However, capital preservation may be taking place if the company holds assets but subcontracts all or most of its trading activity, and where decisions about the business are made largely by others, for example external industry specialists, fund managers or the ultimate customer. The existence of arrangements sub-contracting a company’s operational and management decision making would also indicate that the company is incapable of long term growth or development as a trading company.

Ownership or management structure

The expectation is that the company is managed by genuine entrepreneurs, with a long term view to its growth and development.

One of the indicators of capital preservation activity is where the investee company’s investor base consists largely of individuals who are using a tax-advantaged scheme alongside the promoter and their associates, with little or no entrepreneurial involvement.

Many capital preservation companies are set up and effectively controlled by the people who will, directly or indirectly, raise the funds from investors and ensure the company delivers the capital back to its investors after a period of three or so years. The capital preservation arrangement works because the promoter is able to control the company’s activities, including when it sells its assets or when it is wound up and the proceeds distributed to the investors.

VCTs are able to follow this model by investing alongside one another, with these investments often managed by the same fund manager.

That a majority of investors in a company are investing through a tax-advantaged scheme does not in itself indicate capital preservation. As long as the company’s founder or manager is wholly independent from the investors the investment would not be considered to involve capital preservation.

Examples of when the company would not be considered to be wholly independent from its investors include where the people running the company:

  • have been appointed or otherwise secured their office by any relationship or affiliation with the investors or their representatives or nominees
  • do not retain a significant share in the company or do not play a considerable role in management decisions, but instead operate the company in accordance with the instructions of the investors or their nominees

The presence of a fund manager or business angel on the board of a company does not mean that the investment in the company is a capital preservation investment.
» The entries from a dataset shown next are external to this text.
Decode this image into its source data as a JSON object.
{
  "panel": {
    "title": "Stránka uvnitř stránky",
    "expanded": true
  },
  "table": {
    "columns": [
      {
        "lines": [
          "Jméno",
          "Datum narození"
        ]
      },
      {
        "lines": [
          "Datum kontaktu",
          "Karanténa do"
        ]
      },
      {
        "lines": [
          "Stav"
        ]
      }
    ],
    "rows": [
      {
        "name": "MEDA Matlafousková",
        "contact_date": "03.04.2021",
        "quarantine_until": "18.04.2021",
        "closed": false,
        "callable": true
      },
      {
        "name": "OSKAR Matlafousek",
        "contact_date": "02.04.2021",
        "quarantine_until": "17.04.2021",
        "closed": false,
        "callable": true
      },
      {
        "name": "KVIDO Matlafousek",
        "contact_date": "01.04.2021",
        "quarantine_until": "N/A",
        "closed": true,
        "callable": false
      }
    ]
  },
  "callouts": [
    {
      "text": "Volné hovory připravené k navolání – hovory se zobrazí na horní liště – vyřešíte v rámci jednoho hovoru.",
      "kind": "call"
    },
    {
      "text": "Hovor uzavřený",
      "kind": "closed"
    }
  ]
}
This is normal practice and often provides the founder or manager with invaluable support in managing and growing the company’s business.

Marketing of the investment opportunity

This factor considers what a potential investor (or their adviser) would expect in terms of the risk profile of the investment, based on how the investment opportunity is marketed.

Many capital preservation investment opportunities are marketed as short-term investments with low risk and good returns and, by itself, the content of such marketing material is likely to indicate that a capital preservation activity is intended. The absence of such material does not, however, mean that a company is not involved in capital preservation activities.


Many capital preservation schemes depend on raising large amounts of money that are invested in a number of companies carrying out similar activities. The reason for this is that promoters have identified an activity that qualifies for tax relief under the schemes, but rather than creating a single company to carry this out they have fragmented the activity into a series of companies. Their clients then invest in each company the maximum amount allowable under the schemes, with the result that, collectively, they obtain more relief under the schemes than they would be able to if investing in just one company.

As a result, where a company is carrying out an activity that is closely aligned with that of another company, for example the same activity but in a different geographical area, this may indicate capital preservation. A company’s relationship to other companies will therefore be taken into account when its eligibility under the schemes is under consideration.

As explained above, investments in SPVs will not qualify for relief under the schemes, but investments in a company that sets up wholly-owned subsidiary SPVs as part of normal commercial practice may qualify, provided that all the eligibility requirements are met.